Trombonist Steve Turre is too young to have participated in the music of the '60s, but his willingness to push the envelope would have made him a valuable participant then. One wonders, for example, how those avant-gardists--continually seeking new instrumental sounds--would have responded to Turre's remarkable excursions on conch shells.
On "T N T: Trombone N Tenor" (* * * , Telarc Jazz), however, Turre omits the conch shells, concentrating instead on his superlative trombone work in association with three ensembles featuring first-rate tenor saxophonists--James Carter, Dewey Redman and David Sanchez.

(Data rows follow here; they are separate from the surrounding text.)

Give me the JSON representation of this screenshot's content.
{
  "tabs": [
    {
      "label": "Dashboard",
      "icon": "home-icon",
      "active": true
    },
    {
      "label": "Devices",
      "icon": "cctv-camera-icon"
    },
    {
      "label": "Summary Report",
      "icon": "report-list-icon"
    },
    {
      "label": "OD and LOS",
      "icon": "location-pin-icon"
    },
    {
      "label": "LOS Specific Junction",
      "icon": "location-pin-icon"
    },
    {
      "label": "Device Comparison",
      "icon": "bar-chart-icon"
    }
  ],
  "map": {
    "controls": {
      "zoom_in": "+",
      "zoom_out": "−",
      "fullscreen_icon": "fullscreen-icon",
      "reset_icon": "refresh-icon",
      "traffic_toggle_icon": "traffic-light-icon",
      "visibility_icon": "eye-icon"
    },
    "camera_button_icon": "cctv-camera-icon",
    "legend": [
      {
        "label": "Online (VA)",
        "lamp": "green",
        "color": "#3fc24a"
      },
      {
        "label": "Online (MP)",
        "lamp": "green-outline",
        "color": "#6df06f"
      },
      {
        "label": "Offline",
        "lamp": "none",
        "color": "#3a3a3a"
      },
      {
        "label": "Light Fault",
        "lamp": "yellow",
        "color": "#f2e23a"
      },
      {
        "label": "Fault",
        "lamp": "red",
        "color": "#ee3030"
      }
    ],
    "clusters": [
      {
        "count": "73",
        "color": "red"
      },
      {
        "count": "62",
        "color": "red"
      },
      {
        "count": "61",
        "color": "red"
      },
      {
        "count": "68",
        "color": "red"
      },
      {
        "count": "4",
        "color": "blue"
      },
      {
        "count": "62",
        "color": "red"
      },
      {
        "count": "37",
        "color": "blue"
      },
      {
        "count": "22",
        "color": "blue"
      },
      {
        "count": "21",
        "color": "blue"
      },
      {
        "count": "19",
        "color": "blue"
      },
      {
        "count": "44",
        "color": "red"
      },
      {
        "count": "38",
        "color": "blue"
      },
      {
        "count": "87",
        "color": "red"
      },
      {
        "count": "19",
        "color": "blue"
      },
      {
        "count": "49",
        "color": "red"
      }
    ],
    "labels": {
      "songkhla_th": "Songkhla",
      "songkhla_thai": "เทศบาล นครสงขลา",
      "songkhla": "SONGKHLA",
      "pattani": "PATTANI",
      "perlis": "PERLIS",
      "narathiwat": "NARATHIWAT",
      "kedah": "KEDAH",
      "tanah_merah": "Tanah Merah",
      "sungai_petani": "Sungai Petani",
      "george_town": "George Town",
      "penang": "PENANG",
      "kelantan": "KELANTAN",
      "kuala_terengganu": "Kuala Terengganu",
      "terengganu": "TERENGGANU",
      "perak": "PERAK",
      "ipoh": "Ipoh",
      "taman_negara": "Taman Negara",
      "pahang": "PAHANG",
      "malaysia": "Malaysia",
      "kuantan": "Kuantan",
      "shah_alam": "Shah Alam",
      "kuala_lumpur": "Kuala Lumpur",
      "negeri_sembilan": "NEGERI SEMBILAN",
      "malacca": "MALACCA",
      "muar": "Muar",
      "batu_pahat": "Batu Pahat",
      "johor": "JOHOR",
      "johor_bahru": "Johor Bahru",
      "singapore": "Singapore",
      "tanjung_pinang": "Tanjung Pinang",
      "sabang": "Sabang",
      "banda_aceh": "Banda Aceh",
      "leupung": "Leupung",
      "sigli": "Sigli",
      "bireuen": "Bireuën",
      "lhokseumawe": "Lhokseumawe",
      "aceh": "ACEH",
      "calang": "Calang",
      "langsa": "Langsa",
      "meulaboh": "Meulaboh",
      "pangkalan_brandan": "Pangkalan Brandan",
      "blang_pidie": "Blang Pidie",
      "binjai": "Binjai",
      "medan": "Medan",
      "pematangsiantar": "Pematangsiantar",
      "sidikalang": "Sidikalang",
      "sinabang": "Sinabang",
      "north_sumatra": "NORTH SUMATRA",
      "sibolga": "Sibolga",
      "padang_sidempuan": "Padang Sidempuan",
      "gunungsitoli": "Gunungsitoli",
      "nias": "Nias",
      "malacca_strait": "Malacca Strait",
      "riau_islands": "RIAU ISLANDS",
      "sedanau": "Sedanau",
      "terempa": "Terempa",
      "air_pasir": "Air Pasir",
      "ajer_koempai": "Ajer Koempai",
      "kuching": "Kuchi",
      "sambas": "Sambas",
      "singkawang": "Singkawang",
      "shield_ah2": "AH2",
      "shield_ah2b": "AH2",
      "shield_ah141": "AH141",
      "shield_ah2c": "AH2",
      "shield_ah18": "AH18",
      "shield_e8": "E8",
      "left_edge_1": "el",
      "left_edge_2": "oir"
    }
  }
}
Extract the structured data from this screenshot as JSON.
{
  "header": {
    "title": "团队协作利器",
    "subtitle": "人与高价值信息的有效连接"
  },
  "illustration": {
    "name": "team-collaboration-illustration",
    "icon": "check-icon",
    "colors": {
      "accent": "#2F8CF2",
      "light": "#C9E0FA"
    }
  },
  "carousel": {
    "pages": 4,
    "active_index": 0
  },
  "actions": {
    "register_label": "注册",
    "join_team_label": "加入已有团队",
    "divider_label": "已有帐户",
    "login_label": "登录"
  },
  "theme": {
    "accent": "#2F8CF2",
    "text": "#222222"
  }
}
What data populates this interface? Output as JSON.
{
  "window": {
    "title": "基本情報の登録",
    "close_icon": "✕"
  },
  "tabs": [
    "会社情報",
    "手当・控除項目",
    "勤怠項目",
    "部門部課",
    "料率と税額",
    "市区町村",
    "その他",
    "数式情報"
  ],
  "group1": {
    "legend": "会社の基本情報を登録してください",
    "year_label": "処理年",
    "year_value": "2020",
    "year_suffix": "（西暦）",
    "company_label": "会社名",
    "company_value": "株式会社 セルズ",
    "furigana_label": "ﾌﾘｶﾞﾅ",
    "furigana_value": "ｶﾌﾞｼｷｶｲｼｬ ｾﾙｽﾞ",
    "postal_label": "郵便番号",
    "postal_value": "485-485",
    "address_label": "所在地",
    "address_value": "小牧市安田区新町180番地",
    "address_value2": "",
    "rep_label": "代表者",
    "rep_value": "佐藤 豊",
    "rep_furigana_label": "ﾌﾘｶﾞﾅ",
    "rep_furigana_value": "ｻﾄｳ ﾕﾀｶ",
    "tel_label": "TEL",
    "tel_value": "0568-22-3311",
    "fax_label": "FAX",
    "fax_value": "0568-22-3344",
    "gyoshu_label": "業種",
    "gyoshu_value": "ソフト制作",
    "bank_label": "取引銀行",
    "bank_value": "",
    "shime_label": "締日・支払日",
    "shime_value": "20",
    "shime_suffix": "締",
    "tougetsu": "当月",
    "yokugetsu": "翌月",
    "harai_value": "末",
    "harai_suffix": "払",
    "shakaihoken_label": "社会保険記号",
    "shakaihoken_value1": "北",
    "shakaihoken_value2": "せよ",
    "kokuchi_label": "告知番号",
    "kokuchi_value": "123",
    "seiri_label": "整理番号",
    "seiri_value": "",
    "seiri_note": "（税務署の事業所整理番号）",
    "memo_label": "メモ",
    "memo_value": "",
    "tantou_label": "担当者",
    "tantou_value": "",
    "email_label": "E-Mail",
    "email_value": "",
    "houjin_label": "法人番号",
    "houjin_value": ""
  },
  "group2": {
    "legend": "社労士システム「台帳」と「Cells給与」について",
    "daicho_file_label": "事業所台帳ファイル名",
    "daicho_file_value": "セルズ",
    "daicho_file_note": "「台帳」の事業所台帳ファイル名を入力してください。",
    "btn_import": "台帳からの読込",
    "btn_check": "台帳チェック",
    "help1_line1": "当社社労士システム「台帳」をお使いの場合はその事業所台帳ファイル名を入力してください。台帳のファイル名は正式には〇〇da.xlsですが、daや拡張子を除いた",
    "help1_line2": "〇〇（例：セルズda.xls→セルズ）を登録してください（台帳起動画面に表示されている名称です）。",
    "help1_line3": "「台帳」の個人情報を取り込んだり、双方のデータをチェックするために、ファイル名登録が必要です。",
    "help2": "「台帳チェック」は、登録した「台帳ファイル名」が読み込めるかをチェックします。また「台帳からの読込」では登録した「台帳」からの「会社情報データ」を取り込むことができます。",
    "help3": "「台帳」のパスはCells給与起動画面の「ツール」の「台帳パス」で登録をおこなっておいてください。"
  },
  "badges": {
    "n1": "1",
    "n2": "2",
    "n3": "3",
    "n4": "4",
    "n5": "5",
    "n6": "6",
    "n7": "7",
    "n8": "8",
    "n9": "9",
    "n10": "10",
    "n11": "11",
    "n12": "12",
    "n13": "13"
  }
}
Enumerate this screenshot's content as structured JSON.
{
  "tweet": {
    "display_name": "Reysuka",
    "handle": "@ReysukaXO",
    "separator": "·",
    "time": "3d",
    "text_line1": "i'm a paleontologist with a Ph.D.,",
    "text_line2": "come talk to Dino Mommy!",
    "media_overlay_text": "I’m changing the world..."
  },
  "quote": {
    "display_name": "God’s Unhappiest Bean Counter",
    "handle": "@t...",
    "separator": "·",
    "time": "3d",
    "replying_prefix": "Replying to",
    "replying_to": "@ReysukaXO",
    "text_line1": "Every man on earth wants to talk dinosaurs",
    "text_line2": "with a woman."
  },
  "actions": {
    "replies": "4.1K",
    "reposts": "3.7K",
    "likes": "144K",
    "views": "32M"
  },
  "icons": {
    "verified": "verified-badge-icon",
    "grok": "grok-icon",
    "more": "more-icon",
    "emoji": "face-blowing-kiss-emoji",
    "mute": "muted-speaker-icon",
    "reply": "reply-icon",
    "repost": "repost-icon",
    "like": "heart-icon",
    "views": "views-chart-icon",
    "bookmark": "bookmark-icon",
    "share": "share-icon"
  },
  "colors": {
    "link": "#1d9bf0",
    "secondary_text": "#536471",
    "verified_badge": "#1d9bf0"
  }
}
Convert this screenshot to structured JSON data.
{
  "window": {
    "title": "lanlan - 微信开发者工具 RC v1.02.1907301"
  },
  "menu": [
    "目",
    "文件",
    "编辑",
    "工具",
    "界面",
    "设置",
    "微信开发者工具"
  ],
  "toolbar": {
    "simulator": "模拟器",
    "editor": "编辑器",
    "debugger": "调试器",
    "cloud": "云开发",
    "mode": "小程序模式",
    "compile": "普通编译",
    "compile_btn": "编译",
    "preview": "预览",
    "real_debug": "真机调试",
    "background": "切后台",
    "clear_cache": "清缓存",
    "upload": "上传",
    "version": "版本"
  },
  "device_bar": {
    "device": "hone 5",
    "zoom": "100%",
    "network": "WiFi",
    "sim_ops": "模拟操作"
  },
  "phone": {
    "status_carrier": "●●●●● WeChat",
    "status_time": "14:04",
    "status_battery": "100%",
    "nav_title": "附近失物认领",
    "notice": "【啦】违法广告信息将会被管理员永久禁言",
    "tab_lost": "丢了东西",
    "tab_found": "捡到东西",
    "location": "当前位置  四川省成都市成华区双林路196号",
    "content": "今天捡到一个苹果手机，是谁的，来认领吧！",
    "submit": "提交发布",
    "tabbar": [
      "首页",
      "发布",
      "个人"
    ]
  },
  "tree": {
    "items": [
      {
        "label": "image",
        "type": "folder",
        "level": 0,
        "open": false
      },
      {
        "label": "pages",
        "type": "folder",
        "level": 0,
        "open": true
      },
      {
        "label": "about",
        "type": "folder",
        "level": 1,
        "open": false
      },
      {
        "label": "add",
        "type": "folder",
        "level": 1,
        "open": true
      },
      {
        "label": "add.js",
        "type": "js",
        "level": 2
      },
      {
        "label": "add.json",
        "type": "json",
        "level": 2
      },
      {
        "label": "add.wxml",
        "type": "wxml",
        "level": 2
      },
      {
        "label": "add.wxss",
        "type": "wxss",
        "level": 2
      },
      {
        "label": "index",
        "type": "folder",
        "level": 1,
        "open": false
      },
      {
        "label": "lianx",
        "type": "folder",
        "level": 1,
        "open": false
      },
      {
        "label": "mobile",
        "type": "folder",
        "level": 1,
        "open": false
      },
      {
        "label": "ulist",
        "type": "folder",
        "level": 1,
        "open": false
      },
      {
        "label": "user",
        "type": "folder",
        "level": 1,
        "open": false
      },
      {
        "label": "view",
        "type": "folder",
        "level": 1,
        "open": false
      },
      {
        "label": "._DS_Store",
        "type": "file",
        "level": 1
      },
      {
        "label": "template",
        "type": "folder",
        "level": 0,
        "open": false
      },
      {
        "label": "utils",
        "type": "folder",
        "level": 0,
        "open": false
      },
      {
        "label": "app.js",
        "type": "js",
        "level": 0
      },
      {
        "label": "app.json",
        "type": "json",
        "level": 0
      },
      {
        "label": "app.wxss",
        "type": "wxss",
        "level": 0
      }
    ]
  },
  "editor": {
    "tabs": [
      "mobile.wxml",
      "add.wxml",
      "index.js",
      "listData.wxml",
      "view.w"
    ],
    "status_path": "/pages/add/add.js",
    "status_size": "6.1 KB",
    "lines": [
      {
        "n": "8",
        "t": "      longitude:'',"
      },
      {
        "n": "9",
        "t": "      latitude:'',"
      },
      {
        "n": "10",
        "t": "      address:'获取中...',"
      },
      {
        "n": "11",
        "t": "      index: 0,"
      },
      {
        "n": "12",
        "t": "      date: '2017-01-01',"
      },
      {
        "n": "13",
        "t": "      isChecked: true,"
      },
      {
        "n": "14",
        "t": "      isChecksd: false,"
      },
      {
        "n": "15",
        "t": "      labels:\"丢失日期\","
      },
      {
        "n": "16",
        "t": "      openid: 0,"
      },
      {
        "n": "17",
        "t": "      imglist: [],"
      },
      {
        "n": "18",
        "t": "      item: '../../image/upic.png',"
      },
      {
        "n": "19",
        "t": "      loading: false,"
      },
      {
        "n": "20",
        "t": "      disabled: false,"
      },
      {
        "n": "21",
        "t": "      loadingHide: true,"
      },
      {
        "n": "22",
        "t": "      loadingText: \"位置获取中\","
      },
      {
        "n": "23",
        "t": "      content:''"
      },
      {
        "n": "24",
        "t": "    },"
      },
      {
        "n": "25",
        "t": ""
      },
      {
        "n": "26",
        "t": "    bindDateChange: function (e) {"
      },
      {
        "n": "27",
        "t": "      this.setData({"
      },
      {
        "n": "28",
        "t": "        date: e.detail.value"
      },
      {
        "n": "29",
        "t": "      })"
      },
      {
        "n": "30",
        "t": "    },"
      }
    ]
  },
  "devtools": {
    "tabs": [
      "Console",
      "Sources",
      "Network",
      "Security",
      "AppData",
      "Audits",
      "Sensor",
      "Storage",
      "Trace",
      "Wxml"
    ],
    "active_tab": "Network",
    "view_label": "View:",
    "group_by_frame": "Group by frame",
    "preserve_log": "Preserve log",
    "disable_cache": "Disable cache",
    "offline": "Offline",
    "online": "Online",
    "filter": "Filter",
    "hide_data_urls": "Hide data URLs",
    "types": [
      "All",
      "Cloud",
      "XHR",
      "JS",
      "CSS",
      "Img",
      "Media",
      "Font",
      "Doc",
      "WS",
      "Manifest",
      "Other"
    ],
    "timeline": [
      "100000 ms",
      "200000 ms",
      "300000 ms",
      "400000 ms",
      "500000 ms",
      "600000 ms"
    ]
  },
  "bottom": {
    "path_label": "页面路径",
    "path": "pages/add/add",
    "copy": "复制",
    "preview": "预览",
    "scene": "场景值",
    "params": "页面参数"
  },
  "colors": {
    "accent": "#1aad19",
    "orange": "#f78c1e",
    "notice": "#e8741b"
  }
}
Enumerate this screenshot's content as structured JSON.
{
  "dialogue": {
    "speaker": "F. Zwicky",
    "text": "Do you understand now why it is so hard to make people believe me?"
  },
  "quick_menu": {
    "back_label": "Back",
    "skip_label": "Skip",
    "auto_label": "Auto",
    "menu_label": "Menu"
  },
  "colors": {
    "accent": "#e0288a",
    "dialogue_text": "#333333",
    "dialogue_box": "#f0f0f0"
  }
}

Interestingly, and somewhat surprisingly, it is Redman--who was around in the '60s--who offers the most straight-ahead, lyrical playing. Carter, with the ability to reach into his instrument's outer limits, is relatively subdued until he digs into Ray Charles' "Hallelujah, I Love Her So" to generate a honking, snorting, walk-the-bar tenor saxophone solo straight out of the '50s. His soloing on "Eric the Great" is more gripping, a better example of his capacity--still not fully formed--to be a dominant player on his instrument. And Sanchez, at his best on Turre's original "Puente of Soul," comes up, as always, with consistently inventive solos.
But Turre is the front man, taking advantage of extended space to reveal a wealth of improvisational ideas, offering convincing evidence that--the novelty of his conch shell playing aside--he belongs among the top trombone players. In addition, his four well-crafted originals in the program are the work of a composer who can write music that is both entertaining and exploratory.
Speaking of trombone players, no one ever did more with the instrument than the late J.J. Johnson. Two current reissues, "The Eminent J.J. Johnson Vol. 1" and "The Eminent J.J. Johnson Vol. 2" (both * * * * , Blue Note), are must-haves for any serious jazz collection. Vol. 1 was Johnson's first session for Blue Note, performing with a now-legendary ensemble that included trumpeter Clifford Brown, tenor saxophonist Jimmy Heath, pianist John Lewis, bassist Percy Heath and drummer Kenny Clarke. The CD reissue includes three additional alternate takes. Vol. 2 gathers Johnson's second and third efforts for Blue Note. Clarke returns, and the other players include Charles Mingus and Paul Chambers alternating on bass, Wynton Kelly and Horace Silver on piano, tenor saxophonist Hank Mobley, and Sabu Martinez on congas. Three alternate takes are included. Both CDs have been newly remastered by Rudy Van Gelder, who engineered the original sessions.